*WHAT NEEDS TO BE DONE*.
Among the entries below, find the lines with "icon" and copy them.

Collection entries
....
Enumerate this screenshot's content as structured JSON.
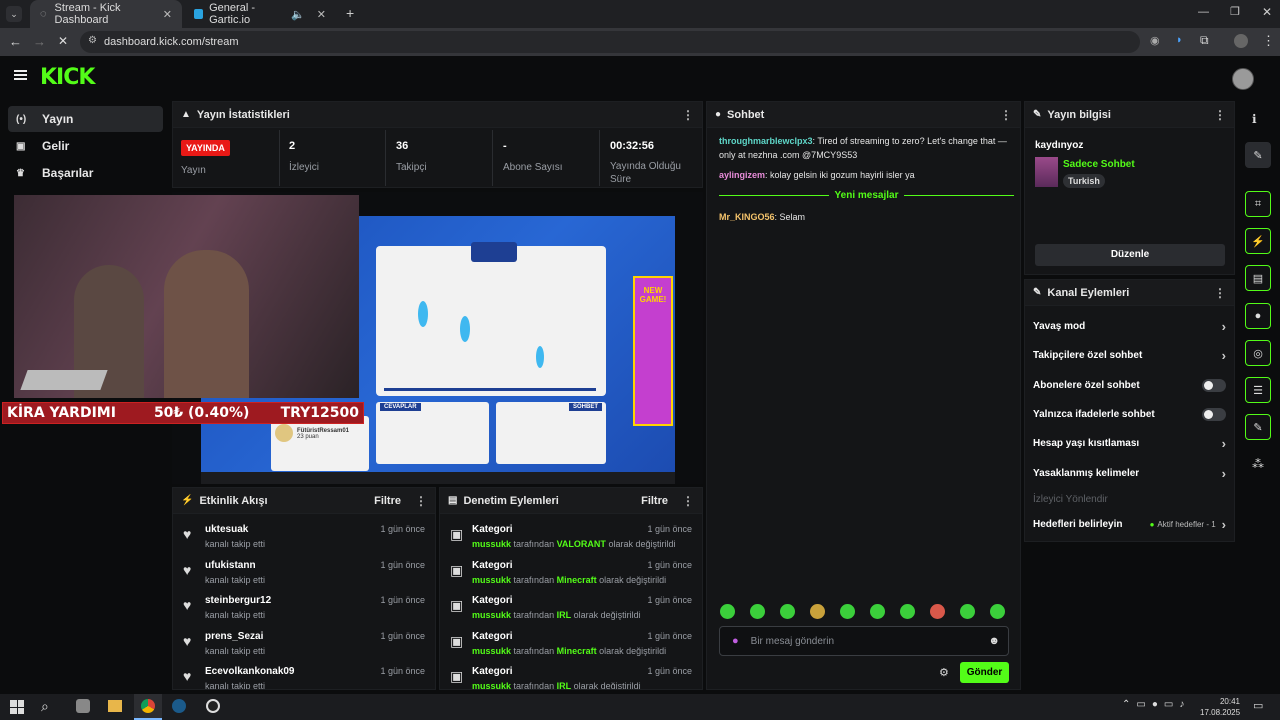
{
  "browser": {
    "tabs": [
      {
        "label": "Stream - Kick Dashboard"
      },
      {
        "label": "General - Gartic.io"
      }
    ],
    "url": "dashboard.kick.com/stream"
  },
  "sidebar": {
    "items": [
      {
        "label": "Yayın",
        "icon": "broadcast-icon"
      },
      {
        "label": "Gelir",
        "icon": "revenue-icon"
      },
      {
        "label": "Başarılar",
        "icon": "trophy-icon"
      }
    ]
  },
  "stats": {
    "title": "Yayın İstatistikleri",
    "live_badge": "YAYINDA",
    "live_label": "Yayın",
    "items": [
      {
        "value": "2",
        "label": "İzleyici"
      },
      {
        "value": "36",
        "label": "Takipçi"
      },
      {
        "value": "-",
        "label": "Abone Sayısı"
      },
      {
        "value": "00:32:56",
        "label": "Yayında Olduğu Süre"
      }
    ]
  },
  "video": {
    "donation_label": "KİRA YARDIMI",
    "donation_amount": "50₺ (0.40%)",
    "donation_goal": "TRY12500",
    "game_answers_label": "CEVAPLAR",
    "game_chat_label": "SOHBET",
    "game_player": "FütüristRessam01",
    "game_points": "23 puan",
    "game_promo": "NEW GAME!"
  },
  "activity": {
    "title": "Etkinlik Akışı",
    "filter": "Filtre",
    "rows": [
      {
        "name": "uktesuak",
        "sub": "kanalı takip etti",
        "time": "1 gün önce"
      },
      {
        "name": "ufukistann",
        "sub": "kanalı takip etti",
        "time": "1 gün önce"
      },
      {
        "name": "steinbergur12",
        "sub": "kanalı takip etti",
        "time": "1 gün önce"
      },
      {
        "name": "prens_Sezai",
        "sub": "kanalı takip etti",
        "time": "1 gün önce"
      },
      {
        "name": "Ecevolkankonak09",
        "sub": "kanalı takip etti",
        "time": "1 gün önce"
      }
    ]
  },
  "moderation": {
    "title": "Denetim Eylemleri",
    "filter": "Filtre",
    "rows": [
      {
        "title": "Kategori",
        "user": "mussukk",
        "mid": "tarafından",
        "cat": "VALORANT",
        "end": "olarak değiştirildi",
        "time": "1 gün önce"
      },
      {
        "title": "Kategori",
        "user": "mussukk",
        "mid": "tarafından",
        "cat": "Minecraft",
        "end": "olarak değiştirildi",
        "time": "1 gün önce"
      },
      {
        "title": "Kategori",
        "user": "mussukk",
        "mid": "tarafından",
        "cat": "IRL",
        "end": "olarak değiştirildi",
        "time": "1 gün önce"
      },
      {
        "title": "Kategori",
        "user": "mussukk",
        "mid": "tarafından",
        "cat": "Minecraft",
        "end": "olarak değiştirildi",
        "time": "1 gün önce"
      },
      {
        "title": "Kategori",
        "user": "mussukk",
        "mid": "tarafından",
        "cat": "IRL",
        "end": "olarak değiştirildi",
        "time": "1 gün önce"
      }
    ]
  },
  "chat": {
    "title": "Sohbet",
    "messages": [
      {
        "user": "throughmarblewclpx3",
        "text": "Tired of streaming to zero? Let's change that — only at nezhna .com @7MCY9S53"
      },
      {
        "user": "aylingizem",
        "text": "kolay gelsin iki gozum hayirli isler ya"
      }
    ],
    "new_divider": "Yeni mesajlar",
    "new_messages": [
      {
        "user": "Mr_KINGO56",
        "text": "Selam"
      }
    ],
    "placeholder": "Bir mesaj gönderin",
    "send": "Gönder"
  },
  "stream_info": {
    "title": "Yayın bilgisi",
    "stream_title": "kaydınyoz",
    "category": "Sadece Sohbet",
    "tag": "Turkish",
    "edit": "Düzenle"
  },
  "channel_actions": {
    "title": "Kanal Eylemleri",
    "items": [
      {
        "label": "Yavaş mod",
        "kind": "chevron"
      },
      {
        "label": "Takipçilere özel sohbet",
        "kind": "chevron"
      },
      {
        "label": "Abonelere özel sohbet",
        "kind": "toggle"
      },
      {
        "label": "Yalnızca ifadelerle sohbet",
        "kind": "toggle"
      },
      {
        "label": "Hesap yaşı kısıtlaması",
        "kind": "chevron"
      },
      {
        "label": "Yasaklanmış kelimeler",
        "kind": "chevron"
      }
    ],
    "disabled_item": "İzleyici Yönlendir",
    "goals_label": "Hedefleri belirleyin",
    "goals_status": "Aktif hedefler - 1"
  },
  "taskbar": {
    "time": "20:41",
    "date": "17.08.2025"
  },
  "colors": {
    "accent": "#53fc18",
    "live": "#e91916"
  }
}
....
*TASK OUTPUT*.
        "icon": "broadcast-icon"
        "icon": "revenue-icon"
        "icon": "trophy-icon"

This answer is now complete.